Use Edge Protection
Though covered in padding, hard strapping sitting directly on windshield edges could gradually damage the trim and glass. For enhanced protection, position 1” rubber U-bolt edge guards or pool noodles between the straps and windshield perimeter. The flexible tubing cushions force and absorbs incidental bumping that degrades edges over time. Ensuring some padding barrier is vital.
Routinely inspect tie-downs during longer road trips or bumpy terrain, re-securing if needed. Straps can loosen, posing risks of shift, bounce, or sway; windshield threats ensue. On extended hauls, take a break to check fit and tension, feel for slipping, fraying, or knots, and address anything questionable pronto. An ounce of prevention during a pit stop saves major heartache later!
4. Weatherproof the Windshield
Guard Against Debris
Road debris is inevitable, but you can make your windshield less vulnerable. Simple mesh screens installed behind the grille guard diffuse stone strikes, and cushions light bone strikes. For total protection, install a sturdy polycarbonate windscreen mounted ahead of the glass windshield itself. It forms an impenetrable barrier against bugs, sand, pebbles, and anything else kicked up off the highway.
Fight Moisture Buildup
Without evaporating interior air circulation, hauling a covered UTV allows moisture to accumulate and permeate. Lingering humidity and dampness degrade seals, promoting leaks, cloudiness, and mold in between trips. Combat this by placing moisture-wicking bags or containers inside before covering. Alternately, prop open doors slightly to allow airflow without exposing the interior.
Prepare for Inclement Weather
When trailering in rain or snow, take extra precautions, shielding your UTV’s windshield. Beyond wet road spray, exposed glass frosted by low temperatures becomes permeable. To prevent icy drips inside, use plastic sheeting around the windshield’s exterior underneath the cover. Ensure water cannot penetrate by sealing off entry points with putty, duct tape, or silicone at hardware and trimming gaps if needed.
5. Address Transport Damage Properly
Inspect Closely After Each Trip
Despite best efforts, minor windshield damage may still occur when moving your UTV around. Make it standard practice to remove the cover and thoroughly examine the glass and trim after delivery.
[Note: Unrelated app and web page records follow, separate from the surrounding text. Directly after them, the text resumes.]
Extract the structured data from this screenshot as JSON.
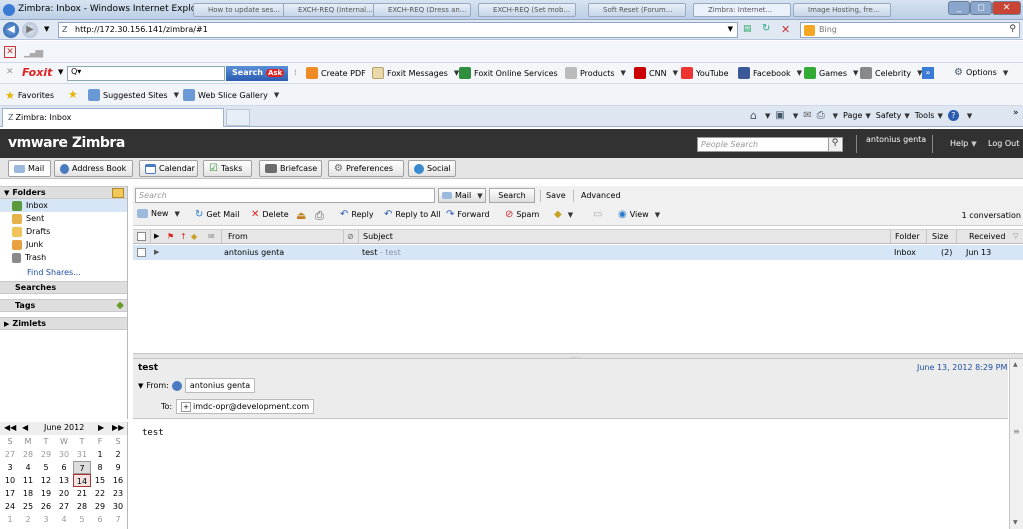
{
  "browser": {
    "window_title": "Zimbra: Inbox - Windows Internet Explorer",
    "taskbar_tabs": [
      "How to update ses...",
      "EXCH-REQ (Internal...",
      "EXCH-REQ (Dress an...",
      "EXCH-REQ (Set mob...",
      "Soft Reset (Forum...",
      "Zimbra: Internet...",
      "Image Hosting, fre..."
    ],
    "url": "http://172.30.156.141/zimbra/#1",
    "search_engine": "Bing",
    "foxit": {
      "brand": "Foxit",
      "search_button": "Search",
      "items": [
        "Create PDF",
        "Foxit Messages",
        "Foxit Online Services",
        "Products",
        "CNN",
        "YouTube",
        "Facebook",
        "Games",
        "Celebrity"
      ],
      "options": "Options"
    },
    "favorites": {
      "label": "Favorites",
      "suggested": "Suggested Sites",
      "webslice": "Web Slice Gallery"
    },
    "tab_title": "Zimbra: Inbox",
    "command_bar": {
      "page": "Page",
      "safety": "Safety",
      "tools": "Tools"
    }
  },
  "zimbra": {
    "logo": "vmware Zimbra",
    "people_search_placeholder": "People Search",
    "user": "antonius genta",
    "help": "Help",
    "logout": "Log Out",
    "apps": [
      "Mail",
      "Address Book",
      "Calendar",
      "Tasks",
      "Briefcase",
      "Preferences",
      "Social"
    ],
    "folders_header": "Folders",
    "folders": [
      "Inbox",
      "Sent",
      "Drafts",
      "Junk",
      "Trash"
    ],
    "find_shares": "Find Shares...",
    "searches": "Searches",
    "tags": "Tags",
    "zimlets": "Zimlets",
    "search": {
      "placeholder": "Search",
      "scope": "Mail",
      "button": "Search",
      "save": "Save",
      "advanced": "Advanced"
    },
    "toolbar": {
      "new": "New",
      "get_mail": "Get Mail",
      "delete": "Delete",
      "reply": "Reply",
      "reply_all": "Reply to All",
      "forward": "Forward",
      "spam": "Spam",
      "view": "View",
      "count": "1 conversation"
    },
    "list_headers": {
      "from": "From",
      "subject": "Subject",
      "folder": "Folder",
      "size": "Size",
      "received": "Received"
    },
    "message": {
      "from": "antonius genta",
      "subject": "test",
      "fragment": " - test",
      "folder": "Inbox",
      "size": "(2)",
      "received": "Jun 13"
    },
    "reading": {
      "subject": "test",
      "date": "June 13, 2012 8:29 PM",
      "from_label": "From:",
      "from": "antonius genta",
      "to_label": "To:",
      "to": "imdc-opr@development.com",
      "body": "test"
    },
    "calendar": {
      "month": "June 2012",
      "weekdays": [
        "S",
        "M",
        "T",
        "W",
        "T",
        "F",
        "S"
      ],
      "weeks": [
        [
          "27",
          "28",
          "29",
          "30",
          "31",
          "1",
          "2"
        ],
        [
          "3",
          "4",
          "5",
          "6",
          "7",
          "8",
          "9"
        ],
        [
          "10",
          "11",
          "12",
          "13",
          "14",
          "15",
          "16"
        ],
        [
          "17",
          "18",
          "19",
          "20",
          "21",
          "22",
          "23"
        ],
        [
          "24",
          "25",
          "26",
          "27",
          "28",
          "29",
          "30"
        ],
        [
          "1",
          "2",
          "3",
          "4",
          "5",
          "6",
          "7"
        ]
      ],
      "today": "14"
    }
  }
}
Clean the surface to spot any chips, cracks, or new scratches early. Detecting issues promptly makes repairs simpler.
Know When to Repair or Replace
Though small chips can sometimes be remedied by DIY polish kits, extensive cracking necessitates total windshield replacement. Evaluating damage severity determines whether the glass just needs polishing up or risks further fragmentation unsafe for driving. When unsure, consult a professional to assess before operating your UTV. Don’t delay repairs.For more helpful maintenance info: How to Clean Your UTV Windshields?
Use Factory Parts and Specialized Tools
To avoid safety hazards, only install replacement windshields made specifically for your UTV make and model. Aftermarket universal fit units rarely meet proper specifications. Similarly, have a qualified dealership or repair shop tackle necessary windshield work, as specialized tools and precision sealing procedures are vital to restore integrity and prevent leaks around edges.
Protecting your valuable UTV investment from trailering mishaps or road wear and tear takes some careful packing preparations. But following these comprehensive long-haul windshield protection tips reduces stress while keeping your machine shielded in transit. Take the time to cover vulnerable glass surfaces, brace the contents properly inside, secure your vehicle tightly to the trailer bed, and weatherproof everything effectively beforehand. And inspect closely for any minor damage after unloading so prompt repairs prevent bigger problems down the road. Making UTV windshield safety the top priority delivers confidence your off-roader arrives safely at every destination ready to ride.